AIM OF THE EXERCISE:
Search the records for the word "Inputs" and copy every line in which it occurs.

DATA SUPPLIED:
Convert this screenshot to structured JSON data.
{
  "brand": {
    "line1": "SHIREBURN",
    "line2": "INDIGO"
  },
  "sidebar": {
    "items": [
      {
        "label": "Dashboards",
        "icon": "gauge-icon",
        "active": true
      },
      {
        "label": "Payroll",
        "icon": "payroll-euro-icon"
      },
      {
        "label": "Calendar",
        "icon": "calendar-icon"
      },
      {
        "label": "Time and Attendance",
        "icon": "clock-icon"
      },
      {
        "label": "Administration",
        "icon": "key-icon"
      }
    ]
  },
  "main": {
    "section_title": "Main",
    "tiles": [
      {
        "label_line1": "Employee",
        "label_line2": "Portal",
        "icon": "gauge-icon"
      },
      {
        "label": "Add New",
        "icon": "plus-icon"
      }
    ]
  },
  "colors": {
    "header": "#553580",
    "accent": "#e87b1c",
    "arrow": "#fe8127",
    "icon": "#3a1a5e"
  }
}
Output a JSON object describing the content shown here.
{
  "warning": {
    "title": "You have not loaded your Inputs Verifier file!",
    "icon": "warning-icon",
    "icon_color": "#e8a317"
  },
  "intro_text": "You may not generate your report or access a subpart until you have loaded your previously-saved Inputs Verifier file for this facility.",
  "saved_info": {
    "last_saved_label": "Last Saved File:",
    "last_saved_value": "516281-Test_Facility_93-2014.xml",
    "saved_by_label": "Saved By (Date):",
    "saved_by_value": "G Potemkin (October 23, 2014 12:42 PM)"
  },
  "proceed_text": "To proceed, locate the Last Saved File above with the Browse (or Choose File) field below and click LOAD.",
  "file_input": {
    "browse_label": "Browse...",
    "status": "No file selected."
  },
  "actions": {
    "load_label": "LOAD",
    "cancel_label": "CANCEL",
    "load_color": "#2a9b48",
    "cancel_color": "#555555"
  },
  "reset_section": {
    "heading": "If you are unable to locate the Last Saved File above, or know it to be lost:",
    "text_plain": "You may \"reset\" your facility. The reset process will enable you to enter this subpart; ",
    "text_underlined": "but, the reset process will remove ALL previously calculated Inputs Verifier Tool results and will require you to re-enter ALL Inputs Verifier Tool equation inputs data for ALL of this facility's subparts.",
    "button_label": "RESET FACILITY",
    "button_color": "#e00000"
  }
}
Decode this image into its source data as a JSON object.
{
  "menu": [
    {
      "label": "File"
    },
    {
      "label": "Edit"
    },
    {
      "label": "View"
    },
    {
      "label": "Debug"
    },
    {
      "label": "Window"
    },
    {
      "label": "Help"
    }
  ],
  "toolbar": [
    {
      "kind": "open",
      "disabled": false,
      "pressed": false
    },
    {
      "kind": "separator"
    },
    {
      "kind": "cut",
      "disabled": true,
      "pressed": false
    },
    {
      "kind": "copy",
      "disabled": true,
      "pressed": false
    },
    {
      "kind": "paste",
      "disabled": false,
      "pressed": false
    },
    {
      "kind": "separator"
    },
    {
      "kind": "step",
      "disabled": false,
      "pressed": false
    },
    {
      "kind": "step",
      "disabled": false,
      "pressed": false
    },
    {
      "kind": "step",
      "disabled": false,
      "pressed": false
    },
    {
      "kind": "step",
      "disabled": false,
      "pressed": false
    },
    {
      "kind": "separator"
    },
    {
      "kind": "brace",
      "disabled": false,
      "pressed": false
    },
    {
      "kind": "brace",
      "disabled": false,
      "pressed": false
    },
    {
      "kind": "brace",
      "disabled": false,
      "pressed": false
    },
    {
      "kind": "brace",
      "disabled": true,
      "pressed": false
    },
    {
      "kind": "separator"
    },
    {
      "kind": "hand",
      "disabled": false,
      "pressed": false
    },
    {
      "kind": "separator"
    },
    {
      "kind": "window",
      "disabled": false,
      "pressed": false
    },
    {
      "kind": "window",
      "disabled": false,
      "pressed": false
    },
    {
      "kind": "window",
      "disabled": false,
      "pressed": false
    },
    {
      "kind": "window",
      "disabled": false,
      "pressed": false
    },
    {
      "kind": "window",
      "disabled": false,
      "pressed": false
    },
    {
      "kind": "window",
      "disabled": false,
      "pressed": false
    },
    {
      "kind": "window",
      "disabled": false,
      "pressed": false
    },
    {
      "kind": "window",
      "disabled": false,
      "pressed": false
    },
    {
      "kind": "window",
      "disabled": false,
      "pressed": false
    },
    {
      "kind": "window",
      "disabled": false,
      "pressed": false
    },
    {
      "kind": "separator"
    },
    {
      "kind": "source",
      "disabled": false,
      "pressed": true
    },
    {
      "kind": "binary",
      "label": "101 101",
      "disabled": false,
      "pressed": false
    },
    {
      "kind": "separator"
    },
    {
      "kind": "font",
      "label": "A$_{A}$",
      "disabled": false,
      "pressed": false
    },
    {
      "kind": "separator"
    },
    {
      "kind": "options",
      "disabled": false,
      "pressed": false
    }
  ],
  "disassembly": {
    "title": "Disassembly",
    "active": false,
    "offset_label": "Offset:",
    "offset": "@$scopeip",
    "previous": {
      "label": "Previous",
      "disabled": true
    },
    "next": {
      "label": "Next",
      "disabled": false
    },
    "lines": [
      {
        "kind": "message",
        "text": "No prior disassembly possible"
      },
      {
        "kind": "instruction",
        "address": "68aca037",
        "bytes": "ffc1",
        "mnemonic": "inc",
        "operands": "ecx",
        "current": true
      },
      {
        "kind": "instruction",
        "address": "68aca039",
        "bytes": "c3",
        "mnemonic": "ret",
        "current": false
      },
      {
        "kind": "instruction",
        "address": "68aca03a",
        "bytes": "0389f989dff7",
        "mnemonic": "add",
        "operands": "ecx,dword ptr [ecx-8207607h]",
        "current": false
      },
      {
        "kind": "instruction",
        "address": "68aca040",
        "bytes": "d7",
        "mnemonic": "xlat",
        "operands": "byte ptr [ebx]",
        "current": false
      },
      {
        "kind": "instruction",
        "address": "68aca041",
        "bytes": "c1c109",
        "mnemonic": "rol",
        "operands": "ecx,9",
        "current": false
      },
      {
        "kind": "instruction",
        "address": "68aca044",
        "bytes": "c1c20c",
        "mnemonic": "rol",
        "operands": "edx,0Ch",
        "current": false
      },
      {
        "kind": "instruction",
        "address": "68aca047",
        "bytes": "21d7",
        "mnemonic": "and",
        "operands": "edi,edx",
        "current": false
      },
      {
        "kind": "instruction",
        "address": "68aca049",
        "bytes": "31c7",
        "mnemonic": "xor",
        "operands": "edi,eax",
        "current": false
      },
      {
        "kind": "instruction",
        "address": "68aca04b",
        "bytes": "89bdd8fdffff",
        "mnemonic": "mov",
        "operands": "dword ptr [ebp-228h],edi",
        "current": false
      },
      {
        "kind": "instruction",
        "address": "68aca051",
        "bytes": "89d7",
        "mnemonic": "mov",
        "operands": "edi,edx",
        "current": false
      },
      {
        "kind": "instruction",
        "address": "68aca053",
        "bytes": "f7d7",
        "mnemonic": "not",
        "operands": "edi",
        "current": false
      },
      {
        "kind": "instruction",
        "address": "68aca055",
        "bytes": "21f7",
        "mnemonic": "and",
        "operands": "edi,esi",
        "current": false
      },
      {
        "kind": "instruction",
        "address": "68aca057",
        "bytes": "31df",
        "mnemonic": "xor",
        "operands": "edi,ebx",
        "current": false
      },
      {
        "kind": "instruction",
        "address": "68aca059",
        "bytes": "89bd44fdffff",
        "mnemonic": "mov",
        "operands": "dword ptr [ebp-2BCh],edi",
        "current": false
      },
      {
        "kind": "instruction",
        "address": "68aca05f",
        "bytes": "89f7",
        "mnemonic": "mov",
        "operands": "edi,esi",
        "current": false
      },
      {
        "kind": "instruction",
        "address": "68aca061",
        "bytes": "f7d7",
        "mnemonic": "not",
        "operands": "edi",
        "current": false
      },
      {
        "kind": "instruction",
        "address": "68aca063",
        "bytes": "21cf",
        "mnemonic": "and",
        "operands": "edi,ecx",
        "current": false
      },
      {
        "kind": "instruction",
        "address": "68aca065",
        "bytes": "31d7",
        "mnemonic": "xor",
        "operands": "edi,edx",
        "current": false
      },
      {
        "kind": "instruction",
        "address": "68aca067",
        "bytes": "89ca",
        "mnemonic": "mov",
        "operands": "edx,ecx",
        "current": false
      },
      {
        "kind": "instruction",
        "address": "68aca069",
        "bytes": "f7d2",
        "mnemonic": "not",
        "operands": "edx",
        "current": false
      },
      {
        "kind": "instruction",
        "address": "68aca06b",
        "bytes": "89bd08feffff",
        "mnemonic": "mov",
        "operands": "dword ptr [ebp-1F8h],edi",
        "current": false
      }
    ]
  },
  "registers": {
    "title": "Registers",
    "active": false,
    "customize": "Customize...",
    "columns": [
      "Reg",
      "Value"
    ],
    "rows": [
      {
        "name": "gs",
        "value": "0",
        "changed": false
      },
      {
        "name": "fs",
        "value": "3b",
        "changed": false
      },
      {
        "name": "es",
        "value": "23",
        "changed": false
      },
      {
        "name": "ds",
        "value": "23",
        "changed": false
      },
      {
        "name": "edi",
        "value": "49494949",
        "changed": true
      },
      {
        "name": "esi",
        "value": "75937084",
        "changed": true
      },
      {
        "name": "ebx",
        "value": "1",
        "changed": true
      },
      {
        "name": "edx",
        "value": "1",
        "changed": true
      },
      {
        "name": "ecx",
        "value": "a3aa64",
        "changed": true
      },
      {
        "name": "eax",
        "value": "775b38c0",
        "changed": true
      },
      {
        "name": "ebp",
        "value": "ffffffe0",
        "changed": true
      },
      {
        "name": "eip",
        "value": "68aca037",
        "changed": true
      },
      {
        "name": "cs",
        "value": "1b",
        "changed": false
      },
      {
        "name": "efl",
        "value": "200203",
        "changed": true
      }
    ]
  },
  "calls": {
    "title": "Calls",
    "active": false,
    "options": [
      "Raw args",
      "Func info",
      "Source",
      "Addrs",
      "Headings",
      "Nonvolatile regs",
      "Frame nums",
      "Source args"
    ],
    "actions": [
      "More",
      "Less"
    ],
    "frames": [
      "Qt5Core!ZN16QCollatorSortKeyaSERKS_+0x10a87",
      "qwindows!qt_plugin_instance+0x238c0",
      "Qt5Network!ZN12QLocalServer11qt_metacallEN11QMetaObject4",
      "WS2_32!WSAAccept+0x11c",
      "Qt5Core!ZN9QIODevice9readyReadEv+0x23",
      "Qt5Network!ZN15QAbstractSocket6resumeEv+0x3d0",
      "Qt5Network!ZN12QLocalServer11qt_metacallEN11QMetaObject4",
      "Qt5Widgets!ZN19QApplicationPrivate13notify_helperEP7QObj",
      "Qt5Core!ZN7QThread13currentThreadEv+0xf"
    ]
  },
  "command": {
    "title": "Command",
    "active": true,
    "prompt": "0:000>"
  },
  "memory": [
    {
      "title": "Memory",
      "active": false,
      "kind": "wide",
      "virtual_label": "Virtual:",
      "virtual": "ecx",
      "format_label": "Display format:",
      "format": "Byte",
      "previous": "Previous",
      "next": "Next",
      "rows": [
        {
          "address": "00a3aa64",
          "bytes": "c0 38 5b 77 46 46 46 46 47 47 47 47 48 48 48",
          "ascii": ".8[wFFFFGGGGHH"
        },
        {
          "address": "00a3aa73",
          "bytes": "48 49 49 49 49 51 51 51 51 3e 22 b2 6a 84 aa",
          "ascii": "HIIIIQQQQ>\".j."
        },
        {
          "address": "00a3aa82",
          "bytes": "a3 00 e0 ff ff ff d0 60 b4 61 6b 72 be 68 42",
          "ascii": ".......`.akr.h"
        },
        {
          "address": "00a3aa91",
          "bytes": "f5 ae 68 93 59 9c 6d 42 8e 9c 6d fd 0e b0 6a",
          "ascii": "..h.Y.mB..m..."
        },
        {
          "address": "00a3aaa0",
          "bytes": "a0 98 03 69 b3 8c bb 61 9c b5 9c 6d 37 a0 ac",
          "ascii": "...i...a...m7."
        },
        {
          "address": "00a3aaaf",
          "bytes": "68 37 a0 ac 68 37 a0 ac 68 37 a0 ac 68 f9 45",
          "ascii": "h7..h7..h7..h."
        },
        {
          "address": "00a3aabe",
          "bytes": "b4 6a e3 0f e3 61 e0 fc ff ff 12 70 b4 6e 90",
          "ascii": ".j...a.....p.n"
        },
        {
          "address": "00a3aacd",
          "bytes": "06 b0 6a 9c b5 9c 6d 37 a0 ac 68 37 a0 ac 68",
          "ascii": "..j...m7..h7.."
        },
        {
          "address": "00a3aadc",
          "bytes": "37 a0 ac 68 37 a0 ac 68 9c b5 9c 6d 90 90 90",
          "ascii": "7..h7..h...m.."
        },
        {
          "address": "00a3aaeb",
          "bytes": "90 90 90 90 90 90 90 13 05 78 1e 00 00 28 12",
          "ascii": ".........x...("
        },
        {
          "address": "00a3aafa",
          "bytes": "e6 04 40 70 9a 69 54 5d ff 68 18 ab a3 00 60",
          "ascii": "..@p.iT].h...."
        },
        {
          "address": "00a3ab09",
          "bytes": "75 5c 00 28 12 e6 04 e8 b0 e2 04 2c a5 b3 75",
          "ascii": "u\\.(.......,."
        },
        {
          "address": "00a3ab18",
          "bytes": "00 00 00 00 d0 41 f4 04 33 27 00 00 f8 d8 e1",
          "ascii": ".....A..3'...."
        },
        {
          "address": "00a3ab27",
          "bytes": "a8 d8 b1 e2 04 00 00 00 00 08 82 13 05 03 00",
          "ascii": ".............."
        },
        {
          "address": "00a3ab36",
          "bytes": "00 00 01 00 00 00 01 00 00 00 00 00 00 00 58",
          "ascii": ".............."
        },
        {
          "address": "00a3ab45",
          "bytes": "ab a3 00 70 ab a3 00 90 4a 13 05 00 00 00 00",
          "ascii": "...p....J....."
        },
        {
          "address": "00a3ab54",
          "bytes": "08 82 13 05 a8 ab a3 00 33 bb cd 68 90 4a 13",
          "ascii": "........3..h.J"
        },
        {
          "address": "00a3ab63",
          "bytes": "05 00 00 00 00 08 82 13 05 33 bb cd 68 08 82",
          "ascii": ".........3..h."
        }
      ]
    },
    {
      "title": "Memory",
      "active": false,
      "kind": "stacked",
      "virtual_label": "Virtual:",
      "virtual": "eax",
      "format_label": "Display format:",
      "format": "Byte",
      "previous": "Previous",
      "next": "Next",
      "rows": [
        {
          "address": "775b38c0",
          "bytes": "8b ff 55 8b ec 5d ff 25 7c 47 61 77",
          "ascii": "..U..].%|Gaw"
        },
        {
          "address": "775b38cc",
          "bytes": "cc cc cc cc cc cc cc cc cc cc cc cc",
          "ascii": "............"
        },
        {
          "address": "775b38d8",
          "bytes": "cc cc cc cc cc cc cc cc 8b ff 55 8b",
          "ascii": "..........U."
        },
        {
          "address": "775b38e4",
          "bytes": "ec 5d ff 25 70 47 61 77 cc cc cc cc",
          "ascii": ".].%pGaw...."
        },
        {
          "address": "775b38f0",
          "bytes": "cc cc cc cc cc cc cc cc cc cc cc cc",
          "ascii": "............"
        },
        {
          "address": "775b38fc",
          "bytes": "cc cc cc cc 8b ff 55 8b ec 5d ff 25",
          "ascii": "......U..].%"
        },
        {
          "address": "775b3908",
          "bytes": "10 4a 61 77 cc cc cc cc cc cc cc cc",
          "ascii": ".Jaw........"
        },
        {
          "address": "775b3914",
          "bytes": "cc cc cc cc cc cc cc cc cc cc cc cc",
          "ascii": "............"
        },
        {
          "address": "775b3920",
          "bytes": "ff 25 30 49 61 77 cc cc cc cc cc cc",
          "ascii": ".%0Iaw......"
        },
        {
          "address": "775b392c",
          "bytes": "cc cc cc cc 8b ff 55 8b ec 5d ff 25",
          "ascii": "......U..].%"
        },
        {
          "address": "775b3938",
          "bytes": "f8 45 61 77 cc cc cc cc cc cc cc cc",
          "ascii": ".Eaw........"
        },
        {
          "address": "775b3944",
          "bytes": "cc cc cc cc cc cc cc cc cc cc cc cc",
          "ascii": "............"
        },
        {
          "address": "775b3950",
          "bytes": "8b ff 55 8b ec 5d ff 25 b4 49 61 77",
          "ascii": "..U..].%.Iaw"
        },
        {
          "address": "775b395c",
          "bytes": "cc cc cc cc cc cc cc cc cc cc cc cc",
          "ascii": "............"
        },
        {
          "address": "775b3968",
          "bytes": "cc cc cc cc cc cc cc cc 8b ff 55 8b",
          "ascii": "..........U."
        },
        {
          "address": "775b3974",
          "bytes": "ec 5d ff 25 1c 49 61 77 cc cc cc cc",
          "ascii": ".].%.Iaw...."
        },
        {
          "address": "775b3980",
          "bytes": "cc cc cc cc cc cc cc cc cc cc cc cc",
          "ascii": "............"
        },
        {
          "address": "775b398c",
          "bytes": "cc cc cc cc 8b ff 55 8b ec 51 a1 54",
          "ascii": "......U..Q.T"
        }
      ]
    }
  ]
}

EXERCISE SOLUTION:
    "title": "You have not loaded your Inputs Verifier file!",
  "intro_text": "You may not generate your report or access a subpart until you have loaded your previously-saved Inputs Verifier file for this facility.",
    "text_underlined": "but, the reset process will remove ALL previously calculated Inputs Verifier Tool results and will require you to re-enter ALL Inputs Verifier Tool equation inputs data for ALL of this facility's subparts.",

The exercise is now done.